As a system integrator, this could be quite unnerving. There has been gradual shift from OEM vendors to minimize the friction for implementing their products and lower the total cost of implementation by reducing the labor of system integration. We make our living on the complexity of integration.

So why is IIoT a game changer? I’ll use my house as a simple example to help answer that question. In my home, each floor has its own HVAC unit, totaling three unique systems which operate independent of each other. These systems have no onboard ethernet or wireless connectivity, just like many machines and systems existing on plant floors: they’re disconnected, self-contained, operational units. The first thing I did when I bought my house was to purchase three Ecobee smart thermostats. In less than an hour, I had all three units connected to the internet and operating in unison with one another. When I want to switch to heat, I simply go to my smart phone or any thermostat in the house and all units switch to heat mode. I now have a central SCADA which offers control and monitoring capabilities, and the units no longer operate independently. To top it off, I also have built-in analytics and smart control features that enable me to save money by operating more efficiently.

This is the true power of IIoT – the smart enablement of dumb systems, without a rip-and-replace. This is the future of manufacturing – purpose-built applications with a mixture of computing and control at the edge, connected to cloud-based applications with ready-to-go analytics.

Many manufacturers have been left behind during the Industry 3.0 movement, while others are in states of “Islands of Automation” with disconnected assets. In many cases, moving from disconnected production assets to enterprise connected assets with traditional engineering could mean either a complete re-control or rip-and-replace. This requires huge capital investment for systems that may still be functioning profitably; however, the need for data to drive decisions hasn’t lessened. IIoT allows manufacturers to smart-enable their assets for potentially easy to find thousands in OpEx funding, over highly difficult to procure tens of millions of dollars in CapEx funding. IIoT means smart enablement of production systems now, with minimal investment costs.

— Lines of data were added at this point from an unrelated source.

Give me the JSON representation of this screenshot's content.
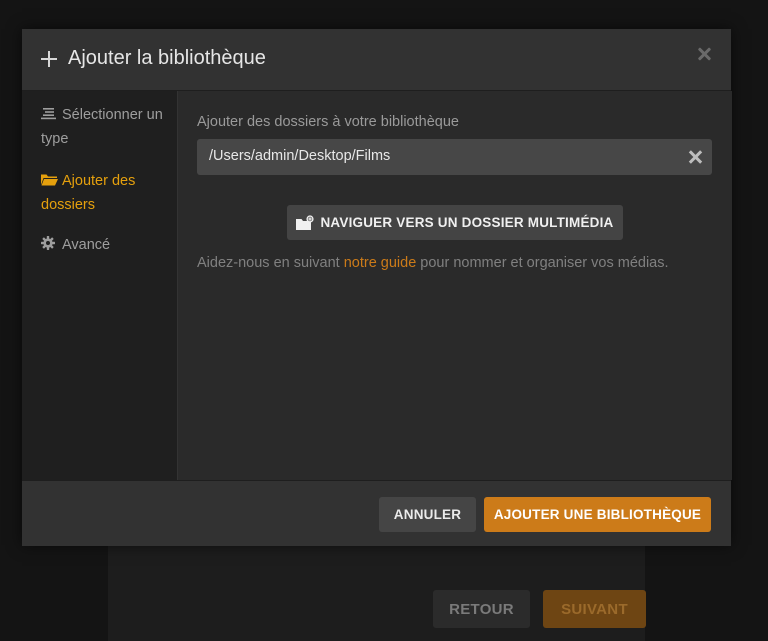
{
  "modal": {
    "title": "Ajouter la bibliothèque",
    "close_icon": "close-icon",
    "header_icon": "plus-icon"
  },
  "sidebar": {
    "items": [
      {
        "label": "Sélectionner un type",
        "icon": "list-icon",
        "active": false
      },
      {
        "label": "Ajouter des dossiers",
        "icon": "folder-open-icon",
        "active": true
      },
      {
        "label": "Avancé",
        "icon": "gear-icon",
        "active": false
      }
    ]
  },
  "folders": {
    "label": "Ajouter des dossiers à votre bibliothèque",
    "path_value": "/Users/admin/Desktop/Films",
    "browse_label": "NAVIGUER VERS UN DOSSIER MULTIMÉDIA",
    "help": {
      "before": "Aidez-nous en suivant ",
      "link": "notre guide",
      "after": " pour nommer et organiser vos médias."
    }
  },
  "footer": {
    "cancel_label": "ANNULER",
    "add_label": "AJOUTER UNE BIBLIOTHÈQUE"
  },
  "background": {
    "back_label": "RETOUR",
    "next_label": "SUIVANT"
  },
  "colors": {
    "accent": "#cc7b19",
    "active_sidebar": "#e5a00d",
    "modal_bg": "#282828",
    "sidebar_bg": "#1f1f1f"
  }
}
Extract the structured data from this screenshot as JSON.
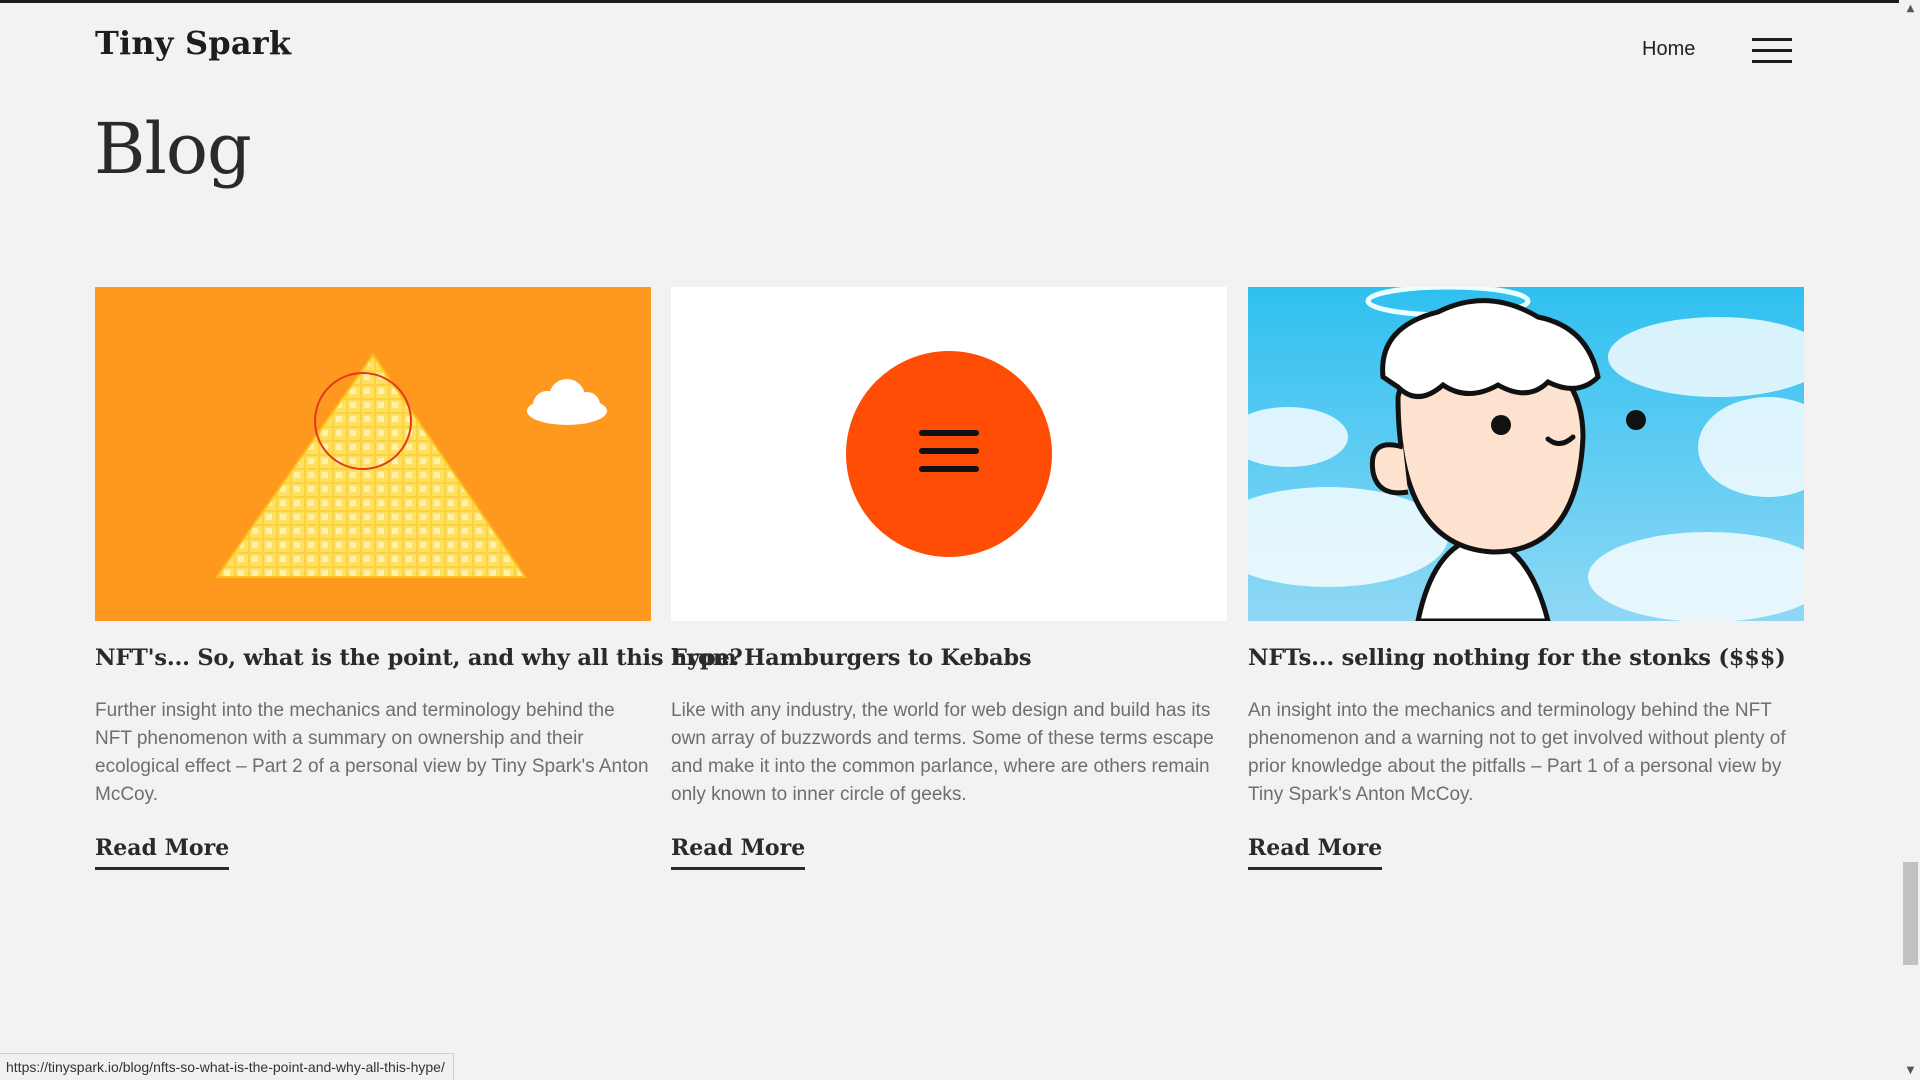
{
  "site": {
    "brand": "Tiny Spark",
    "nav_home": "Home"
  },
  "page": {
    "title": "Blog"
  },
  "posts": [
    {
      "title": "NFT's... So, what is the point, and why all this hype?",
      "excerpt": "Further insight into the mechanics and terminology behind the NFT phenomenon with a summary on ownership and their ecological effect – Part 2 of a personal view by Tiny Spark's Anton McCoy.",
      "read_more": "Read More",
      "image": "pyramid-of-gold-blocks-illustration"
    },
    {
      "title": "From Hamburgers to Kebabs",
      "excerpt": "Like with any industry, the world for web design and build has its own array of buzzwords and terms. Some of these terms escape and make it into the common parlance, where are others remain only known to inner circle of geeks.",
      "read_more": "Read More",
      "image": "orange-circle-hamburger-menu-icon"
    },
    {
      "title": "NFTs... selling nothing for the stonks ($$$)",
      "excerpt": "An insight into the mechanics and terminology behind the NFT phenomenon and a warning not to get involved without plenty of prior knowledge about the pitfalls – Part 1 of a personal view by Tiny Spark's Anton McCoy.",
      "read_more": "Read More",
      "image": "cartoon-character-with-halo-sky"
    }
  ],
  "status_bar": {
    "url": "https://tinyspark.io/blog/nfts-so-what-is-the-point-and-why-all-this-hype/"
  },
  "colors": {
    "background": "#f3f2f0",
    "orange_card": "#ff9a1f",
    "menu_circle": "#ff4d06",
    "sky": "#4cc9f0"
  }
}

Just as Ducks and Geese have some very similar characteristics, so does Modern IIoT and traditional automation controls.  But always remember, “if it walks like duck and honks like a duck, it’s probably a goose.”